__Data records__.
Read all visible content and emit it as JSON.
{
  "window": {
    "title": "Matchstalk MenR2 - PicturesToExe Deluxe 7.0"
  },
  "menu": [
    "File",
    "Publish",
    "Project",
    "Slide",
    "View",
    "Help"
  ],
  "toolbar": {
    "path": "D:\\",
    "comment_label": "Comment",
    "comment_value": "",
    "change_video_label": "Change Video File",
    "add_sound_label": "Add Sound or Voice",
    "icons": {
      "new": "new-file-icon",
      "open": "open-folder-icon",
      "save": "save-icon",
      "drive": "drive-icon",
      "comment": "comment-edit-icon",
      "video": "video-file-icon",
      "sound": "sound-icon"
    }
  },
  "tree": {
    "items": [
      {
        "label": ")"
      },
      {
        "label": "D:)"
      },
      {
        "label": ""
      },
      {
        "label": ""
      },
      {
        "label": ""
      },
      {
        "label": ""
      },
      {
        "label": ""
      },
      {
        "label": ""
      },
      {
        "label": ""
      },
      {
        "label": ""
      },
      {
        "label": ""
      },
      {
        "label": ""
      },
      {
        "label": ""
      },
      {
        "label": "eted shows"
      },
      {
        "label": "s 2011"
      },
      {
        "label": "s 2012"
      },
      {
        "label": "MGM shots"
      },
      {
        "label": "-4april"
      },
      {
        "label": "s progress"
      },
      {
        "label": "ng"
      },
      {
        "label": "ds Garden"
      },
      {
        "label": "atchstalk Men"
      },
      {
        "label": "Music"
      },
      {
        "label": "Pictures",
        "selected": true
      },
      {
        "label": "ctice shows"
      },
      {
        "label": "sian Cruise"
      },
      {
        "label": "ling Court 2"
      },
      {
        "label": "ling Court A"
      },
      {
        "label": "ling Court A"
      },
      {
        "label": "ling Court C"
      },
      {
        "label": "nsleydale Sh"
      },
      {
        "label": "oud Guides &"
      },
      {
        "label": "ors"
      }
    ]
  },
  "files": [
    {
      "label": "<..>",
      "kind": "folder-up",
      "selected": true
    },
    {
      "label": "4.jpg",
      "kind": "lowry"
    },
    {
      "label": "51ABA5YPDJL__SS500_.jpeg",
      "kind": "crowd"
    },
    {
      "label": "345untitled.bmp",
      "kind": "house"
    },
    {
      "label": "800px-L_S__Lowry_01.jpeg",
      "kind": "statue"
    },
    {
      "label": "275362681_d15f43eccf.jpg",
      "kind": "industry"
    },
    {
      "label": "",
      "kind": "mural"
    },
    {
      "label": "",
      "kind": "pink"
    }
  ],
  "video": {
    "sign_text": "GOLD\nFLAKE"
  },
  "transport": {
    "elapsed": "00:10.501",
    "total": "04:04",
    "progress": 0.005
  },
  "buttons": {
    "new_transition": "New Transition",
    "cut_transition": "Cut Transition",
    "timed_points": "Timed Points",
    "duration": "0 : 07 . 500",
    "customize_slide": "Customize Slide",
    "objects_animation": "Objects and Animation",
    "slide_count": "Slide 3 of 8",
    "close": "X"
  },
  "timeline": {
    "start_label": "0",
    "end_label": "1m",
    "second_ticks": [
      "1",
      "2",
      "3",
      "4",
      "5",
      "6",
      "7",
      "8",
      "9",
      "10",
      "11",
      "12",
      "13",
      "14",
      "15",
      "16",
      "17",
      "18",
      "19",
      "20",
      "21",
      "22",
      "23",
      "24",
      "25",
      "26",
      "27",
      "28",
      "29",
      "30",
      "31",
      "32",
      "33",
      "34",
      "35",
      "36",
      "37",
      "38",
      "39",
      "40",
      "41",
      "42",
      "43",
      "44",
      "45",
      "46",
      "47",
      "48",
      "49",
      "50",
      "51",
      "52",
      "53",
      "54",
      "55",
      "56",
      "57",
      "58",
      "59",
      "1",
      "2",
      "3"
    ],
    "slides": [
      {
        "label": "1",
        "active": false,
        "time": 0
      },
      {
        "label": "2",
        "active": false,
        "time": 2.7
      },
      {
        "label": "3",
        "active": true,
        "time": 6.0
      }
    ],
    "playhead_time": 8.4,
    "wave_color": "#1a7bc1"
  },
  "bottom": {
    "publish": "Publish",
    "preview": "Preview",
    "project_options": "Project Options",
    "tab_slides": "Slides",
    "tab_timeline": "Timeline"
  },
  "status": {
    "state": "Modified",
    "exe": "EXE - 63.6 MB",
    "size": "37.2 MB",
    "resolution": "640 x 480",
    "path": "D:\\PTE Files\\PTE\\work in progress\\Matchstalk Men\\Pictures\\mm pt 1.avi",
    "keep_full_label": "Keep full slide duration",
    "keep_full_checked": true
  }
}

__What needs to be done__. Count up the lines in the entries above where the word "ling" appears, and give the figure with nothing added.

__The completed task__. 4